Why remember…


A cousin doing some cleaning, sending old family photos. From junior high makeovers circa early 90s to the “line up” shown above, we laughed through different family eras.

And something else happened when the photo hit Facebook. Reminiscing extended beyond the traditional “how were we ever that small?!”

One of the age gaps in our nearly-30-cousins generation showed its presence, as the middle group of cousins remembered a particular game played in the back yard with the uncles. The older group hadn’t heard of the game. Remembering isn’t always about sharing the same memory–many times it is about sharing different experiences from the same time.

We wondered, guessing, on where the cousins were who had to have been in the world, but maybe were infants at the time. Remembering isn’t always about who was there–sometimes it is also about who was to come.

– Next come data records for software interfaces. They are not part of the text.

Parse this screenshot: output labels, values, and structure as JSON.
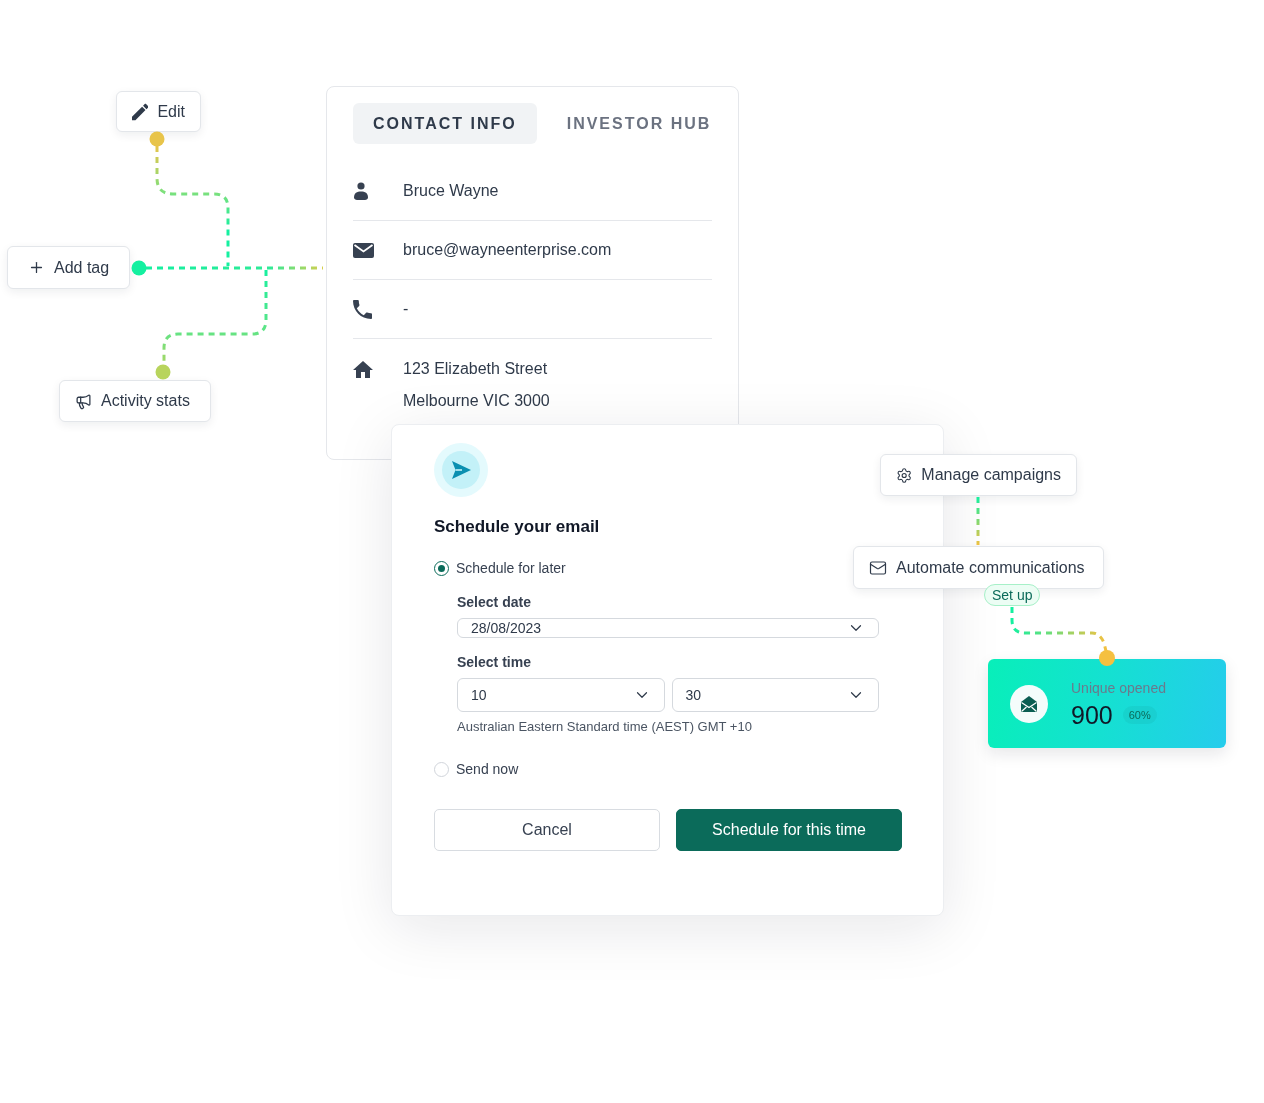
{
  "edit_button": {
    "label": "Edit"
  },
  "add_tag_button": {
    "label": "Add tag"
  },
  "activity_stats_button": {
    "label": "Activity stats"
  },
  "contact_card": {
    "tabs": [
      {
        "label": "CONTACT INFO",
        "selected": true
      },
      {
        "label": "INVESTOR HUB",
        "selected": false
      }
    ],
    "details": [
      {
        "kind": "name",
        "lines": [
          "Bruce Wayne"
        ]
      },
      {
        "kind": "email",
        "lines": [
          "bruce@wayneenterprise.com"
        ]
      },
      {
        "kind": "phone",
        "lines": [
          "-"
        ]
      },
      {
        "kind": "address",
        "lines": [
          "123 Elizabeth Street",
          "Melbourne VIC 3000"
        ]
      }
    ]
  },
  "schedule_dialog": {
    "title": "Schedule your email",
    "options": [
      {
        "label": "Schedule for later",
        "selected": true
      },
      {
        "label": "Send now",
        "selected": false
      }
    ],
    "date": {
      "label": "Select date",
      "value": "28/08/2023"
    },
    "time": {
      "label": "Select time",
      "hour": "10",
      "minute": "30",
      "note": "Australian Eastern Standard time (AEST) GMT +10"
    },
    "buttons": [
      {
        "label": "Cancel",
        "kind": "secondary"
      },
      {
        "label": "Schedule for this time",
        "kind": "primary"
      }
    ]
  },
  "manage_campaigns_button": {
    "label": "Manage campaigns"
  },
  "automate_button": {
    "label": "Automate communications",
    "badge": "Set up"
  },
  "stat_card": {
    "label": "Unique opened",
    "value": "900",
    "change": "60%"
  }
}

An employee of my older brother commented, enjoying seeing him at such a young age. Remembering publicly draws others in–those who weren’t in the picture 30 years ago get to live vicariously through our family memories.

One subset of cousins remembers putting on plays in the basement while another remembers tap dancing on a wood cutting board so grandma could see the results of dance classes. Another builds on the memory, reminiscing that her father had the new video camera running 24/7–there must be video of the tap dancing somewhere. Another chimes in that he has witnessed said video, and it is in his mom’s basement. Remembering often branches–one memory stirs another. And another family member draws out more evidence.

In all the differences and branches and gaps and the joining of others in the remembering, we all remember the yard, the house, and the grandparents who lived there.

It strikes me how often God instructs us to remember. Throughout the Old Testament, He tells His people to build an altar so that they can remember for generations to come. The New Testament brings communion–and the command that whenever the family partakes, they remember.

Remembering God’s work is about more than remembering His deeds. The family reminiscing above included declarations of a need for a reunion. Remembering brings the family of God together. Remembering both bridges the age gaps while sharing and learning from the different experiences of each group. It is remembering the One Who always was and Who also is to come. It is about drawing others into our memories, into our remembrances of God. And it is about bringing out branches of memories–from one story to evidence of the story.

Remembering God’s hand, His actions, His love does so much  more than remind us of His faithfulness. It just may be that in remembering, He is drawing us closer together as family.